BEGIN Listed records
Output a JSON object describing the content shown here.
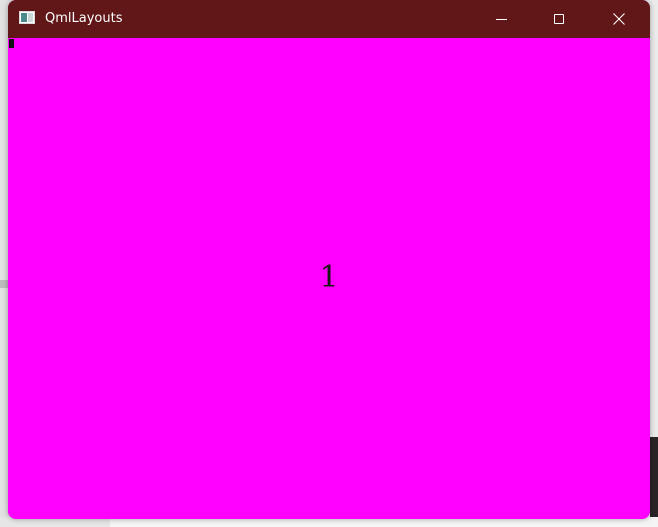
{
  "window": {
    "title": "QmlLayouts",
    "icon": "qt-app-icon",
    "titlebar_color": "#611717",
    "controls": {
      "minimize": "minimize-icon",
      "maximize": "maximize-icon",
      "close": "close-icon"
    }
  },
  "content": {
    "background_color": "#ff00ff",
    "center_text": "1"
  }
}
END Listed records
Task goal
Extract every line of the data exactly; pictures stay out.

Finished exercise
Output a JSON object describing the content shown here.
{
  "window": {
    "title": "QmlLayouts",
    "icon": "qt-app-icon",
    "titlebar_color": "#611717",
    "controls": {
      "minimize": "minimize-icon",
      "maximize": "maximize-icon",
      "close": "close-icon"
    }
  },
  "content": {
    "background_color": "#ff00ff",
    "center_text": "1"
  }
}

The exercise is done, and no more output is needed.